Introduction: Having a medical home is advocated by the National Association of Pediatric Nurse Practitioners and others, yet there is limited research that documents desired health benefits. We examine the presence of medical home characteristics and describe relationships between medical home and health services utilization in a national sample that includes children with asthma.
Method: Medical home is represented by: (a) the presence of a usual source of care (USC), (b) identification of a named person as USC, and (c) a 10-item index of other medical home characteristics. Health services utilization over a calendar year is measured by (a) emergency department visits for asthma, (b) wellness examination, and (c) rescue bronchodilator fill/refill. Analyses include chi-square and logistic regression.
Results: A USC was reported for 95% of participants. Children with a USC were more likely to have a wellness examination (odds ratio, 2.10; 95% confidence interval, 1.15-3.81). Overall, 51% reported the USC to be a facility versus a named person.

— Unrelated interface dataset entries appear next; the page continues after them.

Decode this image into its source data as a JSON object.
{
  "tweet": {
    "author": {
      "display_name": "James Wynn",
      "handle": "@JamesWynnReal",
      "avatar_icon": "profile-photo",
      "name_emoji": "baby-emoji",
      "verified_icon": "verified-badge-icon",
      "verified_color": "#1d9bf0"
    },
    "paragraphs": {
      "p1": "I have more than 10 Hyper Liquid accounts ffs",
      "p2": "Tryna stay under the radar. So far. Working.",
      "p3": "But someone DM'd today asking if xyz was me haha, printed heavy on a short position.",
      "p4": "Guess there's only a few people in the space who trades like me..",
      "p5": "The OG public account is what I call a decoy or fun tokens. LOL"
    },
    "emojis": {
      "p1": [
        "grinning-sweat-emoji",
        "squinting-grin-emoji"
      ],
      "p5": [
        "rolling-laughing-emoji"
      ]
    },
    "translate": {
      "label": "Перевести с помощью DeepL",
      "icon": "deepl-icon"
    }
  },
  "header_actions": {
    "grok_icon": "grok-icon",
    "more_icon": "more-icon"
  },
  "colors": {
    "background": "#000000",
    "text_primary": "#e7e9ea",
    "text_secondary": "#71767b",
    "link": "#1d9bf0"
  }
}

Identifying a person as the USC was related to higher scores on the 10-item medical home index but not to other outcomes.
Discussion: Most parents were satisfied with the USC. Benefits of having a USC, but not necessarily a named person, appear in preventive actions.